Author: Murokh, A.Y.
Paper Title Page
TUPF11 Design and Initial Demonstration Results of Laser Wire Scanner for Energy Recovery Linacs 525
  • B.T. Jacobson, T.J. Campese, A.Y. Murokh
    RadiaBeam, Santa Monica, USA
  • A.C. Bartnik, B.M. Dunham
    Cornell University (CLASSE), Cornell Laboratory for Accelerator-Based Sciences and Education, Ithaca, New York, USA

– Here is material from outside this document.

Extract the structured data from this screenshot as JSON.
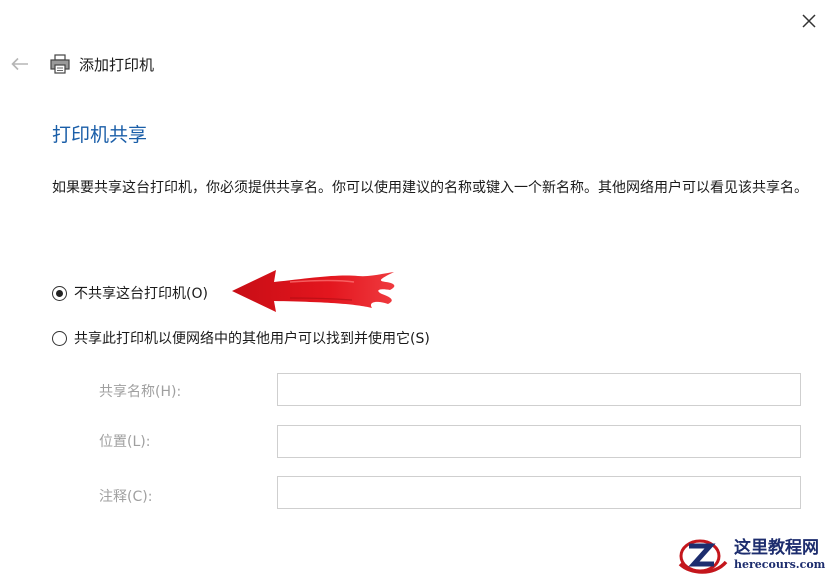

  Energy Recovery LINACs (ERL's) can produce electron beams of smaller emittance than in synchrotron rings, with high average current, and without inefficiencies involved in dumping a high-powered accelerated beam. The ERL group at the Cornell Lab for Accelerator-based ScienceS and Education (CLASSE) is currently testing an injector for an ERL based X-ray light source: a superconducting RF (SRF) accelerator coupled to a DC electron gun and high rep rate (1.3 GHz) photocathode drive laser, capable of producing a CW beam of 80 pC bunches (100 mA ave current). Traditional transverse diagnostics are incapable of operation with such high average currents, motivating the the use of a Laser Wire Scanner (LWS). RadiaBeam Technologies, in collaboration with the Cornell ERL group, is developing a LWS system capable of measuring e-beam profiles in both transverse dimensions as well as obtaining the longitudinal beam profile. Due to the low energy of the injector output (5-15 MeV) and beam halo scraping, detection of laser-scattered photons is significantly more challenging than in previous LWS system. This contribution presents a LWS prototype design and initial demonstration results.  
TUPF12 Development of High Resolution Beam Profile Imaging Diagnostics 526

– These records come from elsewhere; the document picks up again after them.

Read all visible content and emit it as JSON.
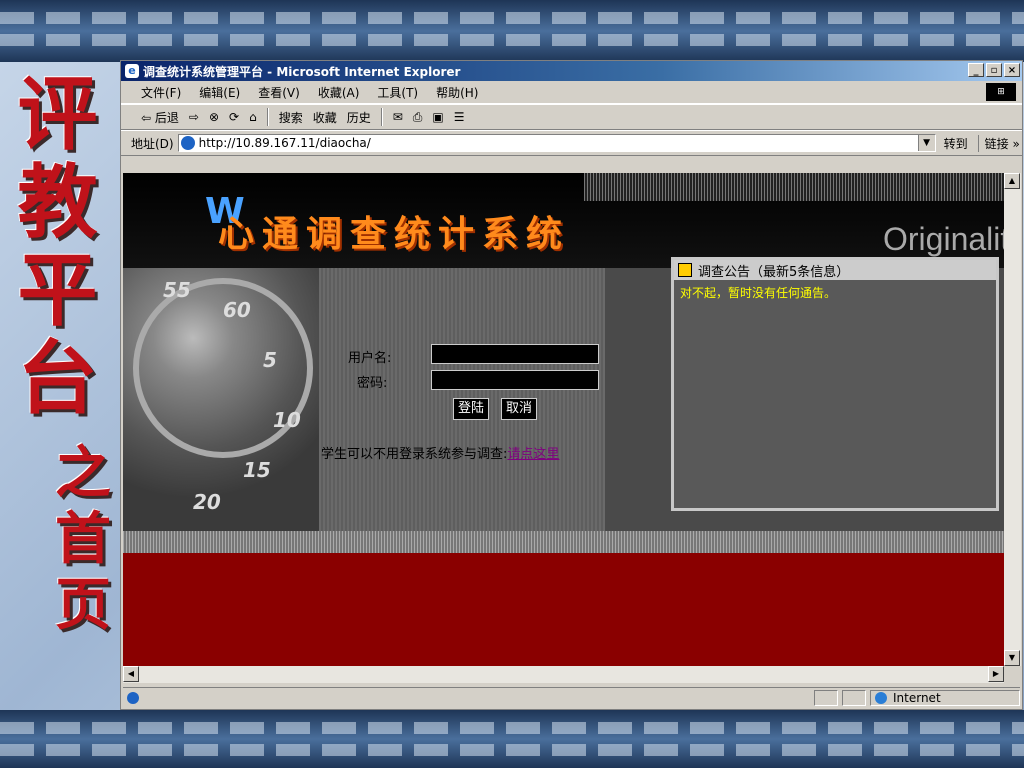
{
  "slide": {
    "side_title": "评教平台",
    "side_subtitle": "之首页"
  },
  "window": {
    "title": "调查统计系统管理平台 - Microsoft Internet Explorer",
    "minimize": "_",
    "maximize": "▫",
    "close": "×"
  },
  "menu": [
    "文件(F)",
    "编辑(E)",
    "查看(V)",
    "收藏(A)",
    "工具(T)",
    "帮助(H)"
  ],
  "toolbar": {
    "back": "⇦ 后退",
    "forward": "⇨",
    "stop": "⊗",
    "refresh": "⟳",
    "home": "⌂",
    "search": "搜索",
    "favorites": "收藏",
    "history": "历史"
  },
  "address": {
    "label": "地址(D)",
    "url": "http://10.89.167.11/diaocha/",
    "go": "转到",
    "links": "链接 »"
  },
  "page": {
    "brand": "心通调查统计系统",
    "deco_text": "Originalit",
    "username_label": "用户名:",
    "password_label": "密码:",
    "login_button": "登陆",
    "cancel_button": "取消",
    "note": "学生可以不用登录系统参与调查:",
    "note_link": "请点这里",
    "dial_numbers": [
      "55",
      "60",
      "5",
      "10",
      "15",
      "20"
    ]
  },
  "notice": {
    "title": "调查公告（最新5条信息）",
    "body": "对不起，暂时没有任何通告。"
  },
  "status": {
    "zone": "Internet"
  }
}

  • A.Y. Murokh, G. Andonian, A.A. Bechtel, B.T. Jacobson, M. Ruelas, S. Wu
    RadiaBeam, Santa Monica, USA
  • M.G. Fedurin
    BNL, Upton, Long Island, New York, USA
  • J.B. Rosenzweig
    UCLA, Los Angeles, California, USA
  Accurate characterization of an electron beam profile is often a critical instrumentation task at modern light sources and advanced acceleration facilities. Yet ultra-small emittances presently achievable in photo-injectors are often testing the limits of the traditional diagnostic systems such as scintillating screens or optical transition radiation (OTR) monitors. To mitigate some of the limitations on resolution and accuracy of beam profile measurements, a number of novel experimental approaches are presently under development at RadiaBeam, including optical fiber based Cerenkov radiation monitors, all-reflective optics OTR monitors, and DUV/EUV transition radiation monitors with sub-micron resolution. We report development status and initial experimental results.